Jewish-Muslim Coexistence in Morocco
In Morocco, the oldest Arab Kingdom, coexistence was recently given a glimmer of hope with the opening of the BaytDakira, a spiritual and heritage space that seeks to preserve and enhance the Judeo-Moroccan memory in the old city of Essaouira. The museum is the latest in a long line of efforts to restore and redefine North Africa’s Jewish roots.
Morocco’s King Mohammed VI has visited the country’s newly-opened ‘House of Memory’, showcasing historic Jewish-Muslim relations and coexistence in the coastal city of Essaouira. The Jewish community in Essaouira was once so numerous that there were 37 synagogues, with many families having arrived after their mass expulsion from Spain by the Catholic king in 1492. The new museum is housed in one such synagogue, built with carved woodwork by a wealthy merchant, adjoining his house, and details the life of Moroccan Jews. It includes the families and descendants such as Lord Belisha, Britain’s minister of transport, finance and war during the 1930s and 40s, whose appointment to the post of minister of information was blocked for antisemitic reasons.
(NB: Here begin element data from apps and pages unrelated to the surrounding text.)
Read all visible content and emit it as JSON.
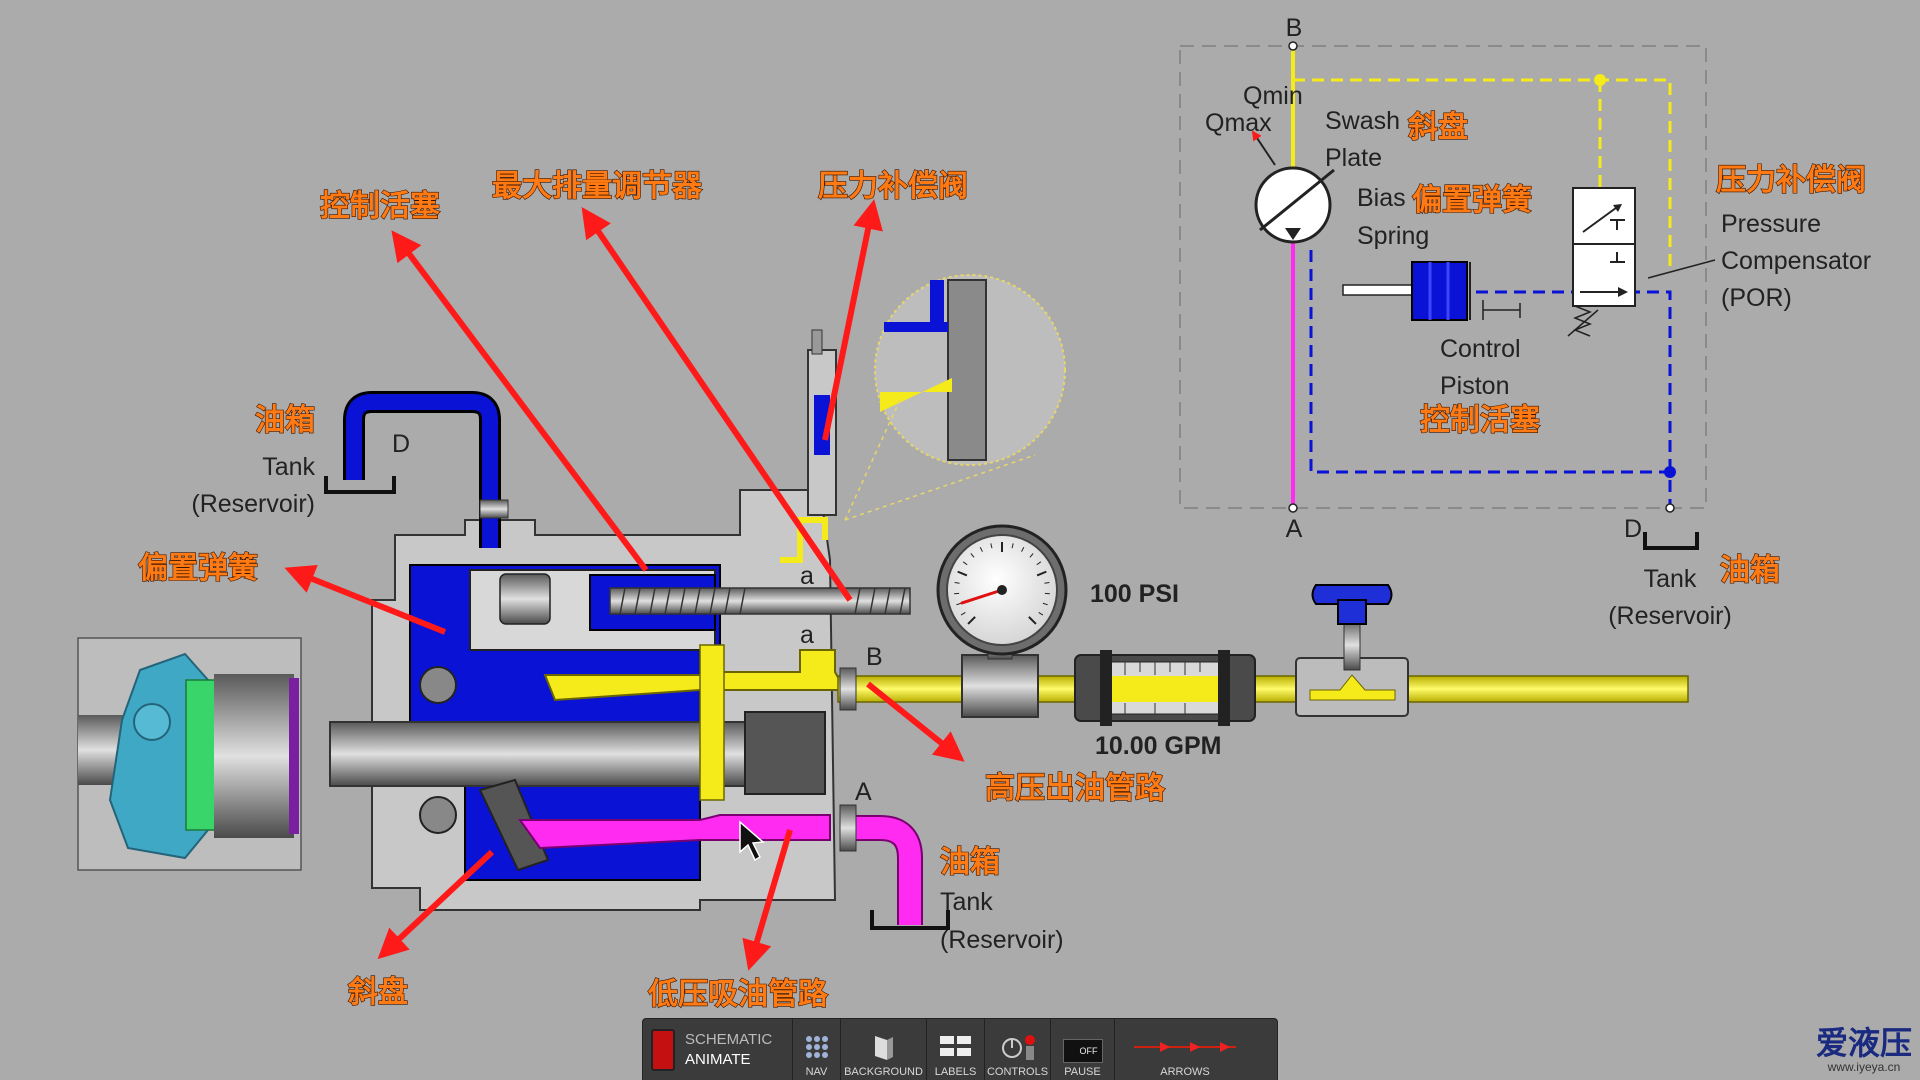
{
  "schematic": {
    "port_b": "B",
    "q_min": "Qmin",
    "q_max": "Qmax",
    "swash_plate_line1": "Swash",
    "swash_plate_line2": "Plate",
    "bias_spring_line1": "Bias",
    "bias_spring_line2": "Spring",
    "control_piston_line1": "Control",
    "control_piston_line2": "Piston",
    "compensator_line1": "Pressure",
    "compensator_line2": "Compensator",
    "compensator_line3": "(POR)",
    "port_a": "A",
    "port_d": "D",
    "tank_line1": "Tank",
    "tank_line2": "(Reservoir)"
  },
  "labels_cn": {
    "swash_plate": "斜盘",
    "bias_spring": "偏置弹簧",
    "control_piston": "控制活塞",
    "compensator": "压力补偿阀",
    "max_displacement": "最大排量调节器",
    "tank": "油箱",
    "high_pressure_line": "高压出油管路",
    "low_pressure_line": "低压吸油管路"
  },
  "pump": {
    "tank_port": "D",
    "tank_line1": "Tank",
    "tank_line2": "(Reservoir)",
    "port_b": "B",
    "port_a": "A",
    "port_a_small": "a",
    "port_a_small2": "a",
    "outlet_tank_line1": "Tank",
    "outlet_tank_line2": "(Reservoir)"
  },
  "gauge": {
    "pressure_text": "100 PSI",
    "psi": 100
  },
  "flowmeter": {
    "flow_text": "10.00 GPM"
  },
  "toolbar": {
    "schematic": "SCHEMATIC",
    "animate": "ANIMATE",
    "nav": "NAV",
    "background": "BACKGROUND",
    "labels": "LABELS",
    "controls": "CONTROLS",
    "pause": "PAUSE",
    "pause_state": "OFF",
    "arrows": "ARROWS"
  },
  "branding": {
    "logo": "爱液压",
    "url": "www.iyeya.cn"
  },
  "colors": {
    "pressure_yellow": "#f5ea1a",
    "suction_magenta": "#ff2bf0",
    "case_blue": "#0a12d6",
    "callout_orange": "#ff7a12",
    "arrow_red": "#ff1a1a"
  }
}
His name is now known for the amber ‘Belisha beacons’ at pedestrian crossings. BaytDakira “testifies to a period when Islam and Judaism had closeness,” said the king’s adviser.
The tale of Al-Yahud Al-Maghariba (the Moroccan Jews) is not one that is often told. At their peak in the 1940s, they made up about 5 percent of the country’s population and were critical to Morocco’s trading businesses and guilds of craftsmen. After the creation of the state of Israel, the community dispersed, some owing to panic and others to “Operation Yachin,” a policy to encourage the migration of Jews from Morocco to Israel. But, as the stories of Libyan, Iraqi, Yemeni and Syrian Jews have been lost amid the conflicts of the Middle East, the Jews of Morocco are not just surviving, but thriving in a country they have called home for thousands of years.
To the Moroccan authorities, the country’s Jewish community is a living symbol of its persistence as a religious sanctuary. For many centuries, the country’s sovereigns have issued “dahir” decrees, according protection to communities and freedom of worship. In every Moroccan city, the “mellah” (Jewish quarter) is almost an annex of the sultan’s palace, reflective of the symbiotic relationship between the country’s primary executive and religious power and its Jewish business community. It was, therefore, only fitting that King Mohammed himself opened the BaytDakira, echoing the policy of his grandfather and namesake, who rejected Nazi orders to deport the country’s Jewish community. “There are no Jews in Morocco; there are only Moroccan citizens,” was his response to the Vichy government of France’s request to turn over Jews. He added: “I reiterate as I did in the past that the Jews are under my protection, and I reject any distinction that should be made among my people.” While other rulers made common cause with the Nazis, Mohammed V, as “Commander of the Faithful”, exercised his authority in the protection of not only Muslims, but all of his Jewish and Christian subjects too. During the course of the Second World War, not a single Moroccan Jew was handed over to the Nazi authorities.
The BaytDakira is part of a wider effort to restore the country’s Jewish legacy. This has included the renovation of a dozen synagogues, 167 Jewish cemeteries and 12,600 graves in recognition of the importance of Morocco’s Jewish heritage. In an era when issues in the ‘Holy Land’ have massively skewed the narrative of the Jewish role and contribution to Muslim societies, the case of Morocco is incredibly important. Some of the most prominent political, academic and cultural figures to originate from the Arab world in the last few centuries have been Maghrebi Jews.
To Andre Azoulay the current king’s trusted adviser, who is touted as the most powerful Jew in the Muslim world projects such as BaytDakira are as much about correcting stereotypes and misconceptions as they are about preserving heritage. Speaking at the opening, he stated that in rejecting “amnesia, regression and archaism,” what was once the region’s only Jewish-majority city can now stand as an example of the diversity and cultural richness of living together.